### Problem to work on
Search the material for "hero" and copy each line in which it is found.
*** Begin section ***
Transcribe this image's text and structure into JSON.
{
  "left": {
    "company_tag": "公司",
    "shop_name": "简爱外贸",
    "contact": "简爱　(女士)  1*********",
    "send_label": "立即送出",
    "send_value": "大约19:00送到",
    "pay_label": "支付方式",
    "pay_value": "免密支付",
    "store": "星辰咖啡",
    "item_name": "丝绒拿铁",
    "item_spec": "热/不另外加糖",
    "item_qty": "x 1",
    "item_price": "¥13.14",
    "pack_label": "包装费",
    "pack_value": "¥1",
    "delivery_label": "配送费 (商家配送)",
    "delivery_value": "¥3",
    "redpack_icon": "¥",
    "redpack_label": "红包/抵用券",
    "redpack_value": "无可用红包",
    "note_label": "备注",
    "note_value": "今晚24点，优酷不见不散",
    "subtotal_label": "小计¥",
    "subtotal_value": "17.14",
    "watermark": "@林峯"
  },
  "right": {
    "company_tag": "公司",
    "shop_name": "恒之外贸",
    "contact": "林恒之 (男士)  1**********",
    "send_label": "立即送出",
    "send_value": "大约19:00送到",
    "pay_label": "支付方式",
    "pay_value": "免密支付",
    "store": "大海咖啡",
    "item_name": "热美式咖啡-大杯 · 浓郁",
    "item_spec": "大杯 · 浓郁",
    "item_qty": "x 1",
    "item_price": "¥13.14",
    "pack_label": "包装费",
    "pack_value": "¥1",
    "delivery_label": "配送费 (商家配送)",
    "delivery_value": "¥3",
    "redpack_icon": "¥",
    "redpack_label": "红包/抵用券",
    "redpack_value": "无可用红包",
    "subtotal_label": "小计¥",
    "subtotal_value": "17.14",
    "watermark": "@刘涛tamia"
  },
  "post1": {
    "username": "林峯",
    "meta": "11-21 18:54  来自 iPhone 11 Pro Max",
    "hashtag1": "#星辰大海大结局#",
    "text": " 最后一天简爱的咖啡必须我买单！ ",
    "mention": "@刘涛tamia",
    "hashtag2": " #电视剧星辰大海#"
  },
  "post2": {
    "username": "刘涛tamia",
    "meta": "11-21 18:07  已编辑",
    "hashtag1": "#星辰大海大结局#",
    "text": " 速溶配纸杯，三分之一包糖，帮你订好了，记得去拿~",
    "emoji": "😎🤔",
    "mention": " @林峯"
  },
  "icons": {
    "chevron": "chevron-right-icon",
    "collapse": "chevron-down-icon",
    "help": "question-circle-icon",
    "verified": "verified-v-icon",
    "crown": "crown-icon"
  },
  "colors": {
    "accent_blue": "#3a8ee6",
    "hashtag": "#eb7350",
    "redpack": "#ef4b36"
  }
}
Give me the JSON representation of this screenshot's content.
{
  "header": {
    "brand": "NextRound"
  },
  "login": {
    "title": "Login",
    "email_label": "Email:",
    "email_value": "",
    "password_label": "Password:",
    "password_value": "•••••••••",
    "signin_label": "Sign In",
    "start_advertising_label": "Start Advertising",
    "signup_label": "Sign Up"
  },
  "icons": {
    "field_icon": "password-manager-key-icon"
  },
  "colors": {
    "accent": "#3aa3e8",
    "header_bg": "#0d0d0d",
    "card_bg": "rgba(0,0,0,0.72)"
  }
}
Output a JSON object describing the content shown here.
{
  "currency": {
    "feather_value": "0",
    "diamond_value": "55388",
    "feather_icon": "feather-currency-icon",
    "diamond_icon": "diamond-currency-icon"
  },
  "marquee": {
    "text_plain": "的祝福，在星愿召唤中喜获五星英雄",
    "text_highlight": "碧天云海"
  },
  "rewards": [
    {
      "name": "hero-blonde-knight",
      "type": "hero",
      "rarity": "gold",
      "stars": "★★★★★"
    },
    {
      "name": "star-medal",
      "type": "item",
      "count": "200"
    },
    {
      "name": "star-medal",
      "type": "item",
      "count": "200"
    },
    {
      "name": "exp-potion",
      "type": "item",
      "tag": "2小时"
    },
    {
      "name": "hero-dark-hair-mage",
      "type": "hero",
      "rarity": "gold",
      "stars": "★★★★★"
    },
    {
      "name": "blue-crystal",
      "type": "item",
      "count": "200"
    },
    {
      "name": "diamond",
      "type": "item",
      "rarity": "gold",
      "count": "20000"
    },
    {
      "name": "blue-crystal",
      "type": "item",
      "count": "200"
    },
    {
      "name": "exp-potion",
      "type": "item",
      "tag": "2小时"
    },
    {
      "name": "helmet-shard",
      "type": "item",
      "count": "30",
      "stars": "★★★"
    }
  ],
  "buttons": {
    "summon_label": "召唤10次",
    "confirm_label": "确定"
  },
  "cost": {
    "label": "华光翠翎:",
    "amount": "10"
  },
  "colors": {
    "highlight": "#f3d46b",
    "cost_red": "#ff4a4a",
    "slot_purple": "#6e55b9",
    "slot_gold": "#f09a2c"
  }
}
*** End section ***
### Expected answer
      "name": "hero-blonde-knight",
      "type": "hero",
      "name": "hero-dark-hair-mage",
      "type": "hero",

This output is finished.